'''

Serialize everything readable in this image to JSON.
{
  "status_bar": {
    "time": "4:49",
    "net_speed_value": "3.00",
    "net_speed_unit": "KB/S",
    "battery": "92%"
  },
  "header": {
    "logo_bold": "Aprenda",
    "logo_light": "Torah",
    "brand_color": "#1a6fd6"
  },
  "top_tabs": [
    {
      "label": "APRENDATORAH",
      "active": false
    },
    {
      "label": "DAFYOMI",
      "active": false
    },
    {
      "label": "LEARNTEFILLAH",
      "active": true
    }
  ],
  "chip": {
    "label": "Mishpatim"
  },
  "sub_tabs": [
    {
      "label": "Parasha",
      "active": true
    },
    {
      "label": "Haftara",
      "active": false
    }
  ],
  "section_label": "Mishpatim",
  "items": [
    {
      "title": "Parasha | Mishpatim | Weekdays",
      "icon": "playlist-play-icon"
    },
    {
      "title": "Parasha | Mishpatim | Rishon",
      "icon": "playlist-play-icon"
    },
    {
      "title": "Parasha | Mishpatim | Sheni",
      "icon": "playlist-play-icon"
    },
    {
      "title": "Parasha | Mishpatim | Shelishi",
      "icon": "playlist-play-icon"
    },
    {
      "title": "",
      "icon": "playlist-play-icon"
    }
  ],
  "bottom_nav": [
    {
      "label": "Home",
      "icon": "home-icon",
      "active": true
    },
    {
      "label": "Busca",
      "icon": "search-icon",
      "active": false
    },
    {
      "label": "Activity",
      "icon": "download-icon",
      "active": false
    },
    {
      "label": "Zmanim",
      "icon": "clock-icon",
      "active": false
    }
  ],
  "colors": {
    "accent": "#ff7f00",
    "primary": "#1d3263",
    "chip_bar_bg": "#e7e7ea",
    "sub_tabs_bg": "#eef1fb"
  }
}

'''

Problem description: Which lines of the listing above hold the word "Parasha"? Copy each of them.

Answer below:
      "label": "Parasha",
      "title": "Parasha | Mishpatim | Weekdays",
      "title": "Parasha | Mishpatim | Rishon",
      "title": "Parasha | Mishpatim | Sheni",
      "title": "Parasha | Mishpatim | Shelishi",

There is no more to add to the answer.